ORNL

It’s a pretty cool place if you didn’t already realize.

I was one of lucky few who were offered a paid internship at the ORNL Computing Facility, where I worked alongside the Computing and Facilities Director, Jim Rogers.

Although I was sitting only 20 meters from the once fastest supercomputer in the world, I didn’t do much with it. Most of my work was put into web design, CMS (Drupal) administration, and only nearing the end did I begin to do work using data from Titan.

The website in question was Drupal, something I had heard of when looking for a CMS, but I decided in favor of Joomla. I now realize I made the right decision.

Drupal, firstly, had a completely different naming scheme than Joomla, which made things very confusing in my head.

For Example:
“Modules”:
Joomla: The Items which compose non-primary content spaces (like sidebars)
Drupal: Plugins which extend the functionality of Drupal (eCommerce, security, extensions)
Honestly they should just be called ‘Plugins’ in Drupal, I mean that’s what they are.

Elsewhere it was nightmares trying to get things to work like they should, although admittedly it was almost all the modules, not Drupal’s fault.

The default template had no excuses though.
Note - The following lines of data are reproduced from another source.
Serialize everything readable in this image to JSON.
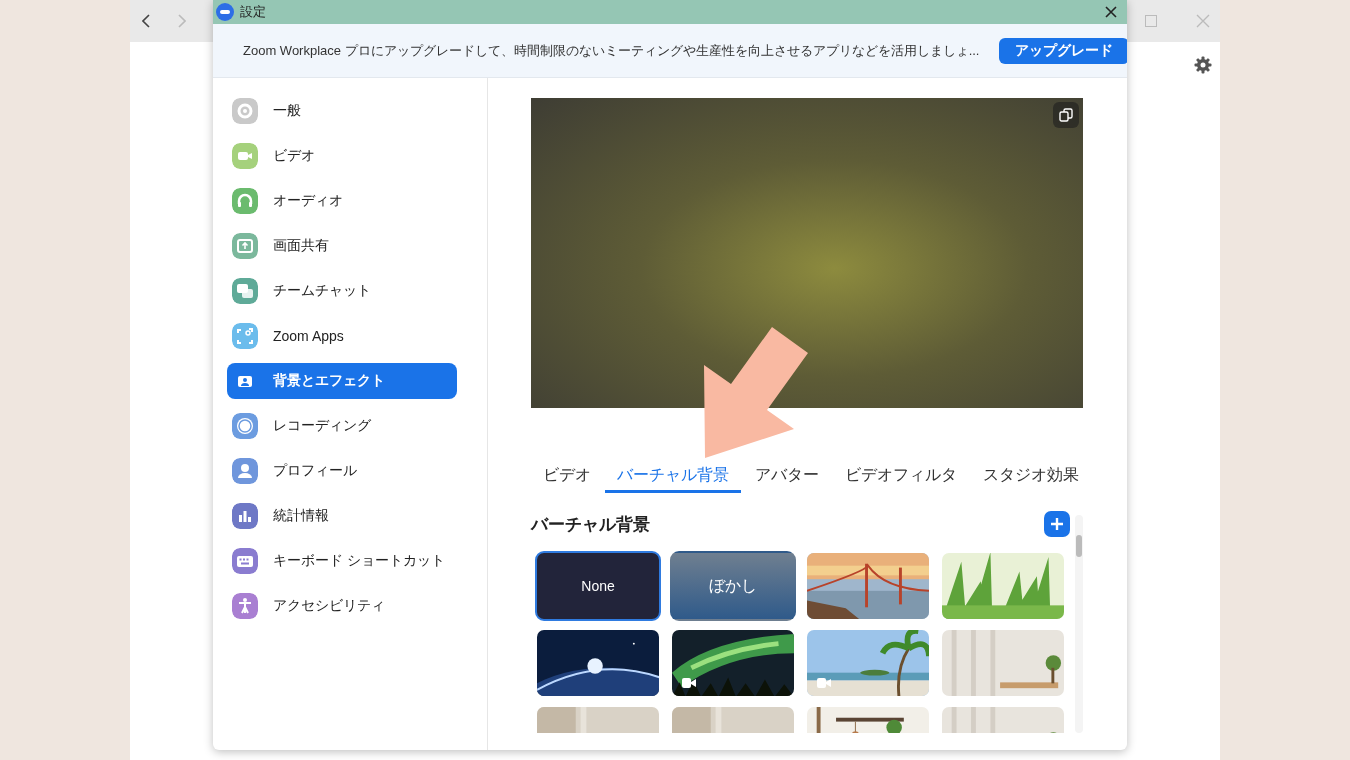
{
  "window": {
    "title": "設定"
  },
  "banner": {
    "text": "Zoom Workplace プロにアップグレードして、時間制限のないミーティングや生産性を向上させるアプリなどを活用しましょ...",
    "button": "アップグレード"
  },
  "sidebar": {
    "items": [
      {
        "label": "一般",
        "color": "#c9c9c9",
        "selected": false
      },
      {
        "label": "ビデオ",
        "color": "#a5d17c",
        "selected": false
      },
      {
        "label": "オーディオ",
        "color": "#6bbb6e",
        "selected": false
      },
      {
        "label": "画面共有",
        "color": "#7bb89c",
        "selected": false
      },
      {
        "label": "チームチャット",
        "color": "#5faa98",
        "selected": false
      },
      {
        "label": "Zoom Apps",
        "color": "#6bbcec",
        "selected": false
      },
      {
        "label": "背景とエフェクト",
        "color": "#ffffff",
        "selected": true
      },
      {
        "label": "レコーディング",
        "color": "#6c9ce0",
        "selected": false
      },
      {
        "label": "プロフィール",
        "color": "#6f96dc",
        "selected": false
      },
      {
        "label": "統計情報",
        "color": "#6e78c6",
        "selected": false
      },
      {
        "label": "キーボード ショートカット",
        "color": "#8a7cd0",
        "selected": false
      },
      {
        "label": "アクセシビリティ",
        "color": "#a97fd2",
        "selected": false
      }
    ]
  },
  "tabs": [
    {
      "label": "ビデオ",
      "selected": false
    },
    {
      "label": "バーチャル背景",
      "selected": true
    },
    {
      "label": "アバター",
      "selected": false
    },
    {
      "label": "ビデオフィルタ",
      "selected": false
    },
    {
      "label": "スタジオ効果",
      "selected": false
    }
  ],
  "section": {
    "title": "バーチャル背景"
  },
  "backgrounds": [
    {
      "kind": "none",
      "label": "None",
      "selected": true,
      "video": false
    },
    {
      "kind": "blur",
      "label": "ぼかし",
      "selected": false,
      "video": false
    },
    {
      "kind": "picture",
      "selected": false,
      "video": false
    },
    {
      "kind": "picture",
      "selected": false,
      "video": false
    },
    {
      "kind": "picture",
      "selected": false,
      "video": false
    },
    {
      "kind": "picture",
      "selected": false,
      "video": true
    },
    {
      "kind": "picture",
      "selected": false,
      "video": true
    },
    {
      "kind": "picture",
      "selected": false,
      "video": false
    },
    {
      "kind": "picture",
      "selected": false
    },
    {
      "kind": "picture",
      "selected": false
    },
    {
      "kind": "picture",
      "selected": false
    },
    {
      "kind": "picture",
      "selected": false
    }
  ]
}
It was a fixed-width non-mobile-friendly page with images where they could have used a single line of CSS to get a better or same result. After a hundred line changes or so of manual editing, I was able to correct a majority of the issues and make it usable for mobile. I’m sure there’s some free template out there that fixes this, but of hours searching my team member and I were unable to find anything suitable for our type of content. With about the same time I spent on Robosane’s template, it should have been fairly simple as Drupal’s templating system is much less complex.
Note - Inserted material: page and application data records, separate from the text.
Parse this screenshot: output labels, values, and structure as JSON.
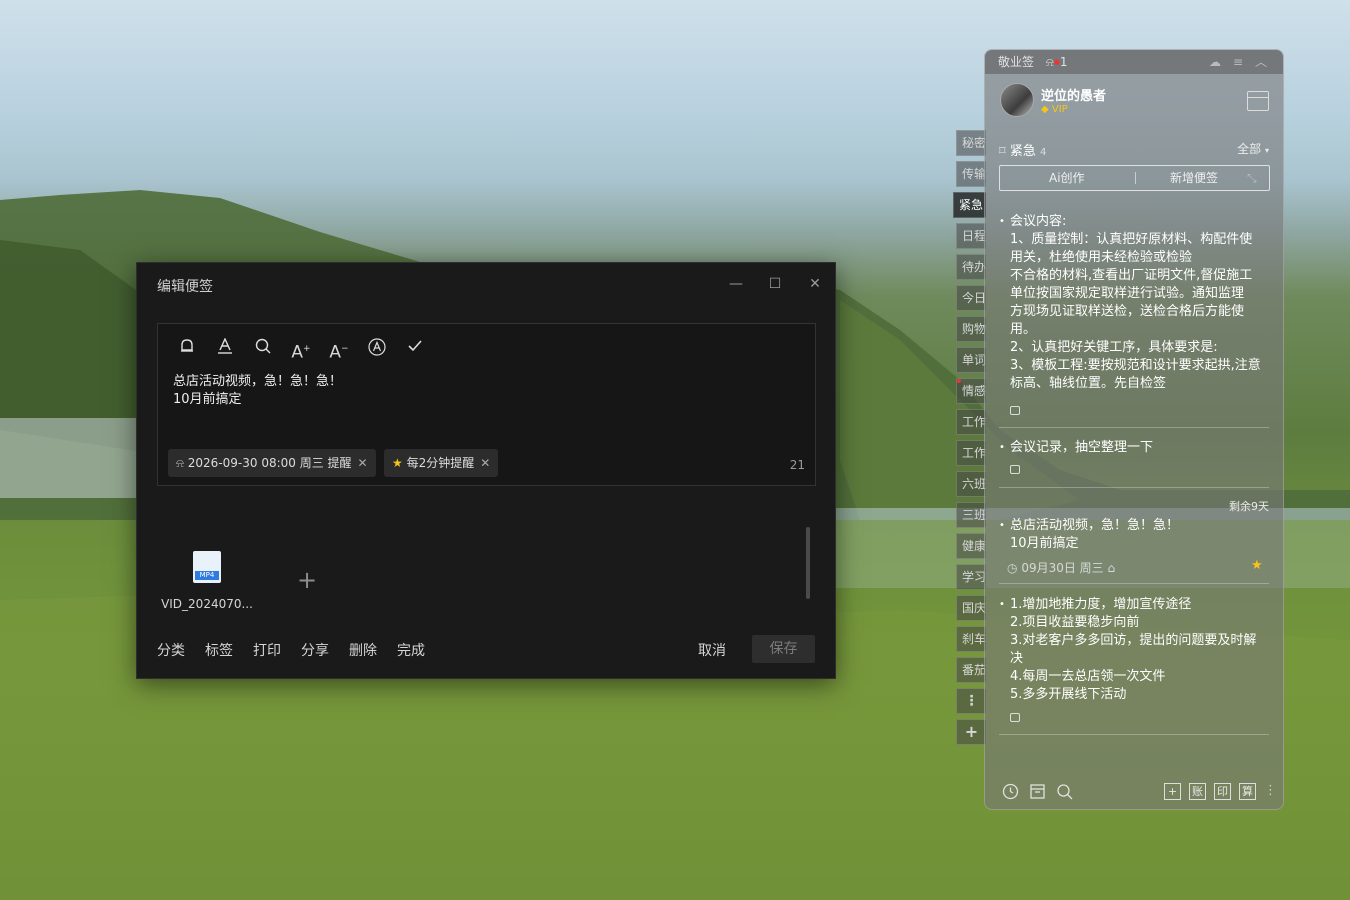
{
  "editor": {
    "title": "编辑便签",
    "controls": {
      "minimize": "—",
      "maximize": "☐",
      "close": "✕"
    },
    "toolbar_icons": [
      "bell-icon",
      "text-color-icon",
      "search-icon",
      "font-increase-icon",
      "font-decrease-icon",
      "auto-format-icon",
      "check-icon"
    ],
    "note_lines": [
      "总店活动视频，急！急！急！",
      "10月前搞定"
    ],
    "reminder_chip": "2026-09-30 08:00 周三 提醒",
    "repeat_chip": "每2分钟提醒",
    "char_count": "21",
    "attachment": {
      "badge": "MP4",
      "name": "VID_2024070..."
    },
    "add_attachment": "+",
    "bottom_actions": [
      "分类",
      "标签",
      "打印",
      "分享",
      "删除",
      "完成"
    ],
    "cancel_label": "取消",
    "save_label": "保存"
  },
  "side_tabs": [
    "秘密",
    "传输",
    "紧急",
    "日程",
    "待办",
    "今日",
    "购物",
    "单词",
    "情感",
    "工作",
    "工作",
    "六班",
    "三班",
    "健康",
    "学习",
    "国庆",
    "刹车",
    "番茄"
  ],
  "side_controls": {
    "more": "⋮",
    "add": "+"
  },
  "panel": {
    "app_name": "敬业签",
    "notif_count": "1",
    "user": {
      "name": "逆位的愚者",
      "vip": "VIP"
    },
    "category": {
      "name": "紧急",
      "count": "4"
    },
    "filter_all": "全部",
    "ai_label": "Ai创作",
    "new_label": "新增便签",
    "notes": [
      {
        "lines": [
          "会议内容:",
          "1、质量控制：认真把好原材料、构配件使",
          "用关，杜绝使用未经检验或检验",
          "不合格的材料,查看出厂证明文件,督促施工",
          "单位按国家规定取样进行试验。通知监理",
          "方现场见证取样送检，送检合格后方能使",
          "用。",
          "2、认真把好关键工序，具体要求是:",
          "3、模板工程:要按规范和设计要求起拱,注意",
          "标高、轴线位置。先自检签"
        ]
      },
      {
        "lines": [
          "会议记录，抽空整理一下"
        ]
      },
      {
        "remaining": "剩余9天",
        "lines": [
          "总店活动视频，急！急！急！",
          "10月前搞定"
        ],
        "date": "09月30日 周三"
      },
      {
        "lines": [
          "1.增加地推力度，增加宣传途径",
          "2.项目收益要稳步向前",
          "3.对老客户多多回访，提出的问题要及时解",
          "决",
          "4.每周一去总店领一次文件",
          "5.多多开展线下活动"
        ]
      }
    ],
    "footer_boxes": [
      "+",
      "账",
      "印",
      "算"
    ]
  }
}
Just recently I bought a Samsung 850 SSD, along with an HDD bay to replace my CD drive.

I switched the SSD to be my boot drive, and the HDD is all my old data.
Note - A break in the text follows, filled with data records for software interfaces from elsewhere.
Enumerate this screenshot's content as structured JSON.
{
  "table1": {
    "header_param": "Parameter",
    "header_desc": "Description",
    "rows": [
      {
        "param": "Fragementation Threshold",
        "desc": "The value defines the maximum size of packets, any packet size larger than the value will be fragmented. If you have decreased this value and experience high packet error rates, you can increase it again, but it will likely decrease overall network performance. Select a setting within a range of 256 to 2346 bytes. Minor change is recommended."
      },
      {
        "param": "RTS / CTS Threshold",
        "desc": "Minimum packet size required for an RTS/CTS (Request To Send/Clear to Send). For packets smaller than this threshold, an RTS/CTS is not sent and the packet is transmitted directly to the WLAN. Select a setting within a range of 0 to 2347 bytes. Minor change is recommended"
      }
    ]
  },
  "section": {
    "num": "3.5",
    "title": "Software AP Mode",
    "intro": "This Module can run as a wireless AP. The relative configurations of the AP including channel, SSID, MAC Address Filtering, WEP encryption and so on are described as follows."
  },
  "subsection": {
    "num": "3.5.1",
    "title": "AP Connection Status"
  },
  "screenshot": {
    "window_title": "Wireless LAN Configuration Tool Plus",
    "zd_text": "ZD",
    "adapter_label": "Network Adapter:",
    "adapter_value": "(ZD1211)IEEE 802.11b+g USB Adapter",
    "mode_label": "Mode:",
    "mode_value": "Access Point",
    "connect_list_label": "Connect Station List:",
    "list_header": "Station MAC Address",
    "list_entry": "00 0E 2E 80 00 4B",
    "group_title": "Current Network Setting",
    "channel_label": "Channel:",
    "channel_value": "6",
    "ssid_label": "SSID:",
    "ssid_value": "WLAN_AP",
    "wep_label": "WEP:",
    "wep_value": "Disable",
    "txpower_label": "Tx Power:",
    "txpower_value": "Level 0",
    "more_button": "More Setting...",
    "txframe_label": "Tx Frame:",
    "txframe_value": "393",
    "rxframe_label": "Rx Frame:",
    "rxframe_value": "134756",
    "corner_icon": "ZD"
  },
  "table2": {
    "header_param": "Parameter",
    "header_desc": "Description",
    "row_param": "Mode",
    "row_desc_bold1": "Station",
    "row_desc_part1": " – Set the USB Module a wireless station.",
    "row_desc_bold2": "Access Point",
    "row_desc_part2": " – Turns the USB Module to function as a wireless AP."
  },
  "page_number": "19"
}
My computer now boots in 4 seconds. (Not counting time to unlock the disk encryption, about 2 seconds, plus typing in my long passwords…)

My old drive has been getting old, I was struggling to pull 5 MB/s from it when I needed, and I knew it wasn’t gonna hold up for much.
Choosing an SSD to replace it was the best upgrade to my computer since I bought it.

No more I/O blocking, no more long waits on package installations, and games appear to load many times faster.
Although I still have most of my games on my HDD, having the OS on an SSD frees up I/O on the disk so I can start pulling 80 MB/s from it when needed.

Of the many things I noticed after switching drives, is that just by booting from a different drive, my HDD appears to have gained performance. I’m not sure why, possibly the deadline scheduler didn’t handle under pressure so well.

Although of course, that’s nothing compared to the just as promised 520 MB/s from the 850 SSD. If you’re buying a hard drive and don’t mind paying some 20% more for it, the performance is absolutely worth it.

TLDR; Bought an SSD, reduced time to start things by 90% and increased performance dramatically.

Yet another one of my experiences trying to get something that works on Windows to work on Ubuntu.

I’ve been using TF2center.com quite a bit recently to get in some practice matches, but it’s not as smooth a process as I want it to be. It took me awhile to get the steam:// connect links working properly, but Mumble has been manual for the most part.

What I’ve managed to do is get Mumble to at least open, but the full URL is not yet fed. Launching Mumble via a URL will only open the application, not connect you to the server you wish to be connected to, or give you a username/password.